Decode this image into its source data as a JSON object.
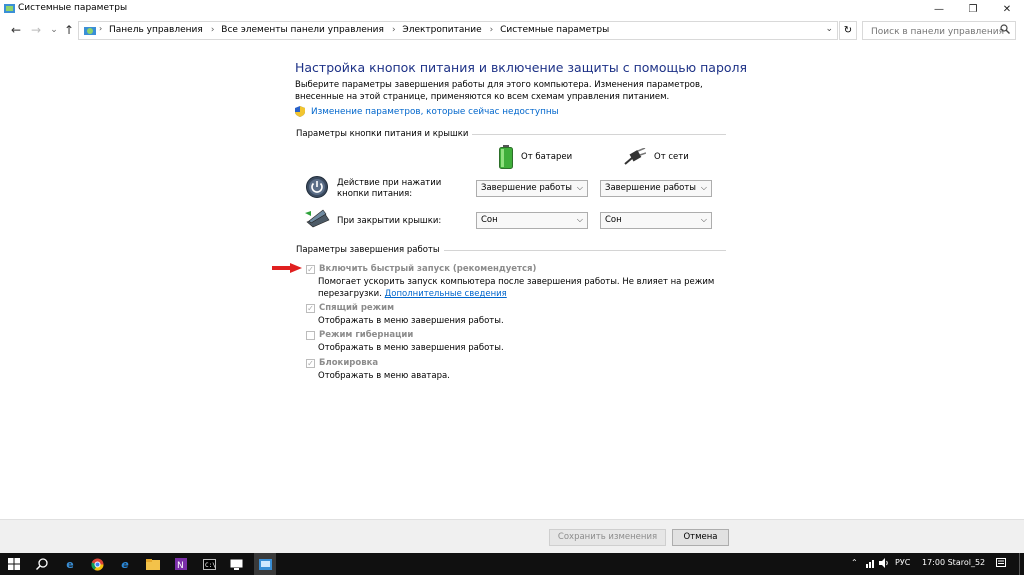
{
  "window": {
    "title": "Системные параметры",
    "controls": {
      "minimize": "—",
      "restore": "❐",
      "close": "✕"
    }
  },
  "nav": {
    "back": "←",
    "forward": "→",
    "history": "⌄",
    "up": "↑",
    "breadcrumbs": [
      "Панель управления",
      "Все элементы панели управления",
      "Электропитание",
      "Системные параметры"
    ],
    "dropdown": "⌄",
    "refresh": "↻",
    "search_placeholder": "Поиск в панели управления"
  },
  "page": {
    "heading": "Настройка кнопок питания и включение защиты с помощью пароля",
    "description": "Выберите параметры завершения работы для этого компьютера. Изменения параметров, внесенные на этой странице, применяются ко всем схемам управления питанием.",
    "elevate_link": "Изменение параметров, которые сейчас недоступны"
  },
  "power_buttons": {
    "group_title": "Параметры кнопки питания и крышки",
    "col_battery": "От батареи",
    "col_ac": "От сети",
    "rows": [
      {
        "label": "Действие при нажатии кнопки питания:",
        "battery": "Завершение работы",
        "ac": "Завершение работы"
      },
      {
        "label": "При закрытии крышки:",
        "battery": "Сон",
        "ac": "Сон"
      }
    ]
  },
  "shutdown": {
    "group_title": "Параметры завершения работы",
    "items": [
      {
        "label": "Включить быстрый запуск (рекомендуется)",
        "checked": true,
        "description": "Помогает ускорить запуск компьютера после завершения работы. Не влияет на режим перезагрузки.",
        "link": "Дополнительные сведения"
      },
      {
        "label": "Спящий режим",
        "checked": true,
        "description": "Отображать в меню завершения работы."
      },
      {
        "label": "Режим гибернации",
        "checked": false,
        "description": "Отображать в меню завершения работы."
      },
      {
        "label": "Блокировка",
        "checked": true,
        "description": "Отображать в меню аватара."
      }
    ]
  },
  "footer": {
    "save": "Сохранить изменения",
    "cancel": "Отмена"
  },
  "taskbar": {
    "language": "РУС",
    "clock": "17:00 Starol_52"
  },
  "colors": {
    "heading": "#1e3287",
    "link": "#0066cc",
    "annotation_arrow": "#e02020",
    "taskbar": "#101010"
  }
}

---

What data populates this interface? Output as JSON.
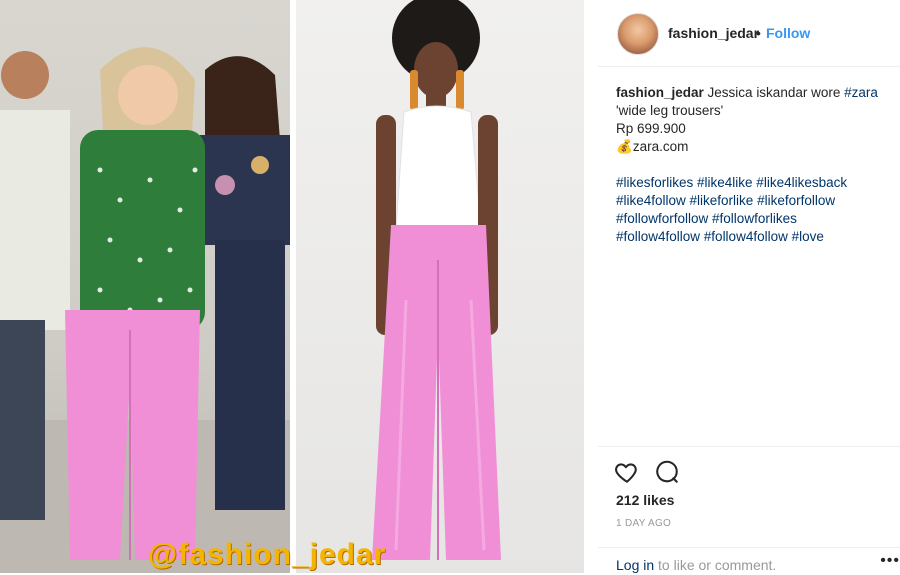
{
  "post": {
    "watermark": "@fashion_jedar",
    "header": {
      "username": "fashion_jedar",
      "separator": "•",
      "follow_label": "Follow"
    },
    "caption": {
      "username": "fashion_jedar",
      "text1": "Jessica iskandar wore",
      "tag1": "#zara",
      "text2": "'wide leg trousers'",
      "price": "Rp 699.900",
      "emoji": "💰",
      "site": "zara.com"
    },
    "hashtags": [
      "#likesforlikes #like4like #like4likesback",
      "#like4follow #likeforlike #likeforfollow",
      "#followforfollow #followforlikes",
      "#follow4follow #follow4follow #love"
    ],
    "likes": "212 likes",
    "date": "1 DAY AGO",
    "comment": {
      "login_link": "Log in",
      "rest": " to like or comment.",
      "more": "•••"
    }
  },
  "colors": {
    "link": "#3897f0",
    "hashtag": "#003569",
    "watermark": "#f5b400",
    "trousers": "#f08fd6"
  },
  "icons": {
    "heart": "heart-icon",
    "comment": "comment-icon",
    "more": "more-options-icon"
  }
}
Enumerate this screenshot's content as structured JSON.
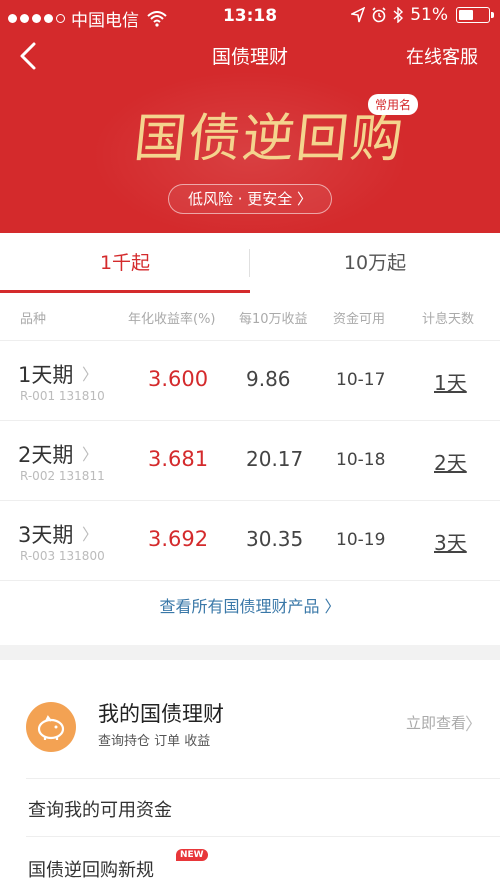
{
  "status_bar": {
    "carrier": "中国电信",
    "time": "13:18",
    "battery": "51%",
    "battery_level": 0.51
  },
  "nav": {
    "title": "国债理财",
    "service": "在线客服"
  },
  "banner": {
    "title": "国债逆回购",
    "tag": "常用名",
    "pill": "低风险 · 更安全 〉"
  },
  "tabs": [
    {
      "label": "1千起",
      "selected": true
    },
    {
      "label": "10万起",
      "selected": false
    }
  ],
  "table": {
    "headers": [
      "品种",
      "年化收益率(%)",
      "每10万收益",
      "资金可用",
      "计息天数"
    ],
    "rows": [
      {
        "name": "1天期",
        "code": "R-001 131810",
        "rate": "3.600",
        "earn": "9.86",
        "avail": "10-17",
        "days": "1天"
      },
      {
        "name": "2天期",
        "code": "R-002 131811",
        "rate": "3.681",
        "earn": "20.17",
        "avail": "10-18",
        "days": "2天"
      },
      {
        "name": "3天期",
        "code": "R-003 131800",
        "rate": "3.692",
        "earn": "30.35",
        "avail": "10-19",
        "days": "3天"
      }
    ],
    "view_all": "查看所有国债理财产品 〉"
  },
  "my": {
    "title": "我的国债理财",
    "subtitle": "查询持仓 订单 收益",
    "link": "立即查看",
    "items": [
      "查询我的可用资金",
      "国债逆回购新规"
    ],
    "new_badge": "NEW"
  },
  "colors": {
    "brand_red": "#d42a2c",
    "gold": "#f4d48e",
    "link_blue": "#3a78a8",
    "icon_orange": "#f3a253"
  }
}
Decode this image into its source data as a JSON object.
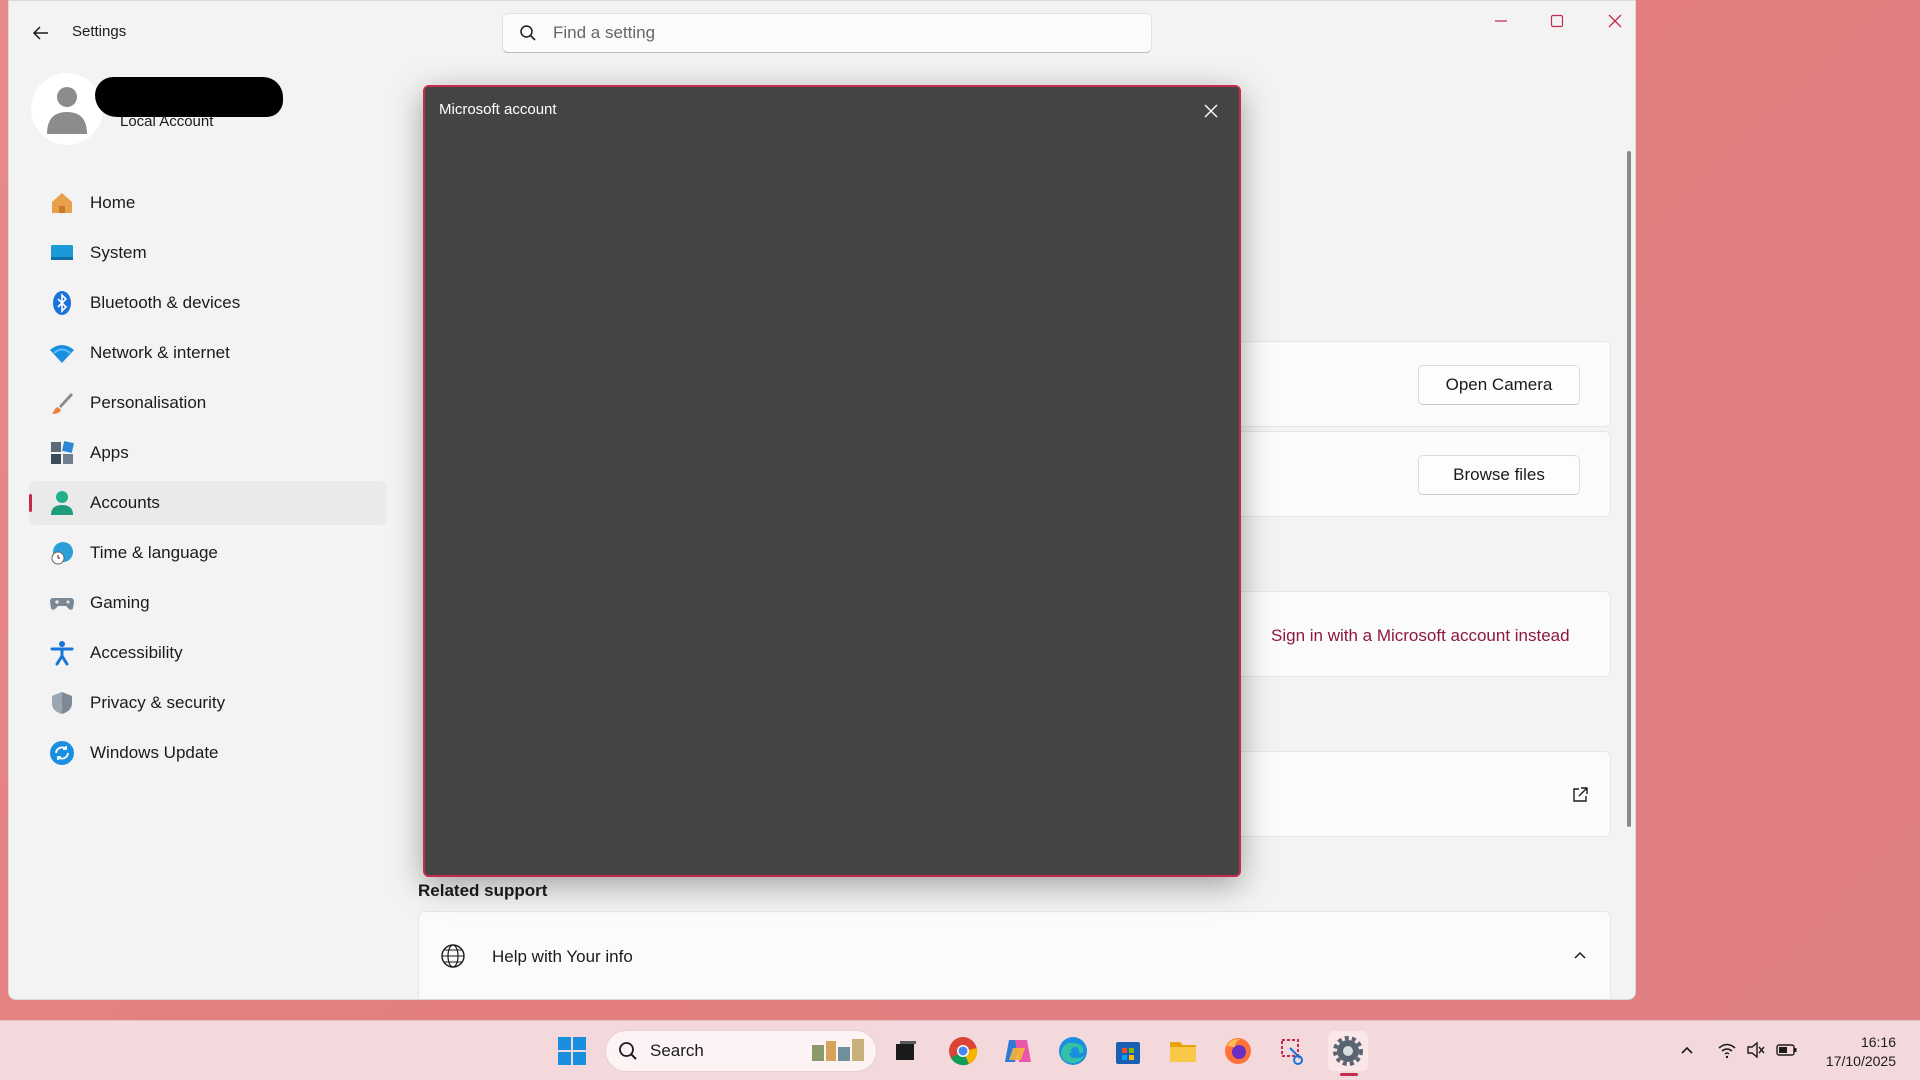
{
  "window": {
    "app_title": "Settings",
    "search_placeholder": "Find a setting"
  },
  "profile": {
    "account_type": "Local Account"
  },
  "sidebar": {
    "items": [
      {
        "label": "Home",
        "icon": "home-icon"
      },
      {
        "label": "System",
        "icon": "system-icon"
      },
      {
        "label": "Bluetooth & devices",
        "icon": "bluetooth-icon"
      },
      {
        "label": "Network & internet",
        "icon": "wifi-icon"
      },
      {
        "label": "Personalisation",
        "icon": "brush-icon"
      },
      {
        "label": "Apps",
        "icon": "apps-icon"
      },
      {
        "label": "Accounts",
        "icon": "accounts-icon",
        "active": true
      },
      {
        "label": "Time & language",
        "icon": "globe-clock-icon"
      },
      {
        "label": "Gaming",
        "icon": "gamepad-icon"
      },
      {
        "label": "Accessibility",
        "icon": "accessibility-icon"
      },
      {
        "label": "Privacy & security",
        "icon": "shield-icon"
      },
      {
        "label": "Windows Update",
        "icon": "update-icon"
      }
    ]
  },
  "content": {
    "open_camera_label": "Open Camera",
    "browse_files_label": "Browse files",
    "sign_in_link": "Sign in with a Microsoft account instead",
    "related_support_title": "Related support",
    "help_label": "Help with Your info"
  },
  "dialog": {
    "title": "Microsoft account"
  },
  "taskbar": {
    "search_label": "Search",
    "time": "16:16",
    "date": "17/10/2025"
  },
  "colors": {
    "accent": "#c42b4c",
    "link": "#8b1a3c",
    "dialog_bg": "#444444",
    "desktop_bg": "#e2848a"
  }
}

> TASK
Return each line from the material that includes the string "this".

> RESPONSE AREA
Decode this image into its source data as a JSON object.
What data populates this interface? Output as JSON.
Enumerate this screenshot's content as structured JSON.
Decode this image into its source data as a JSON object.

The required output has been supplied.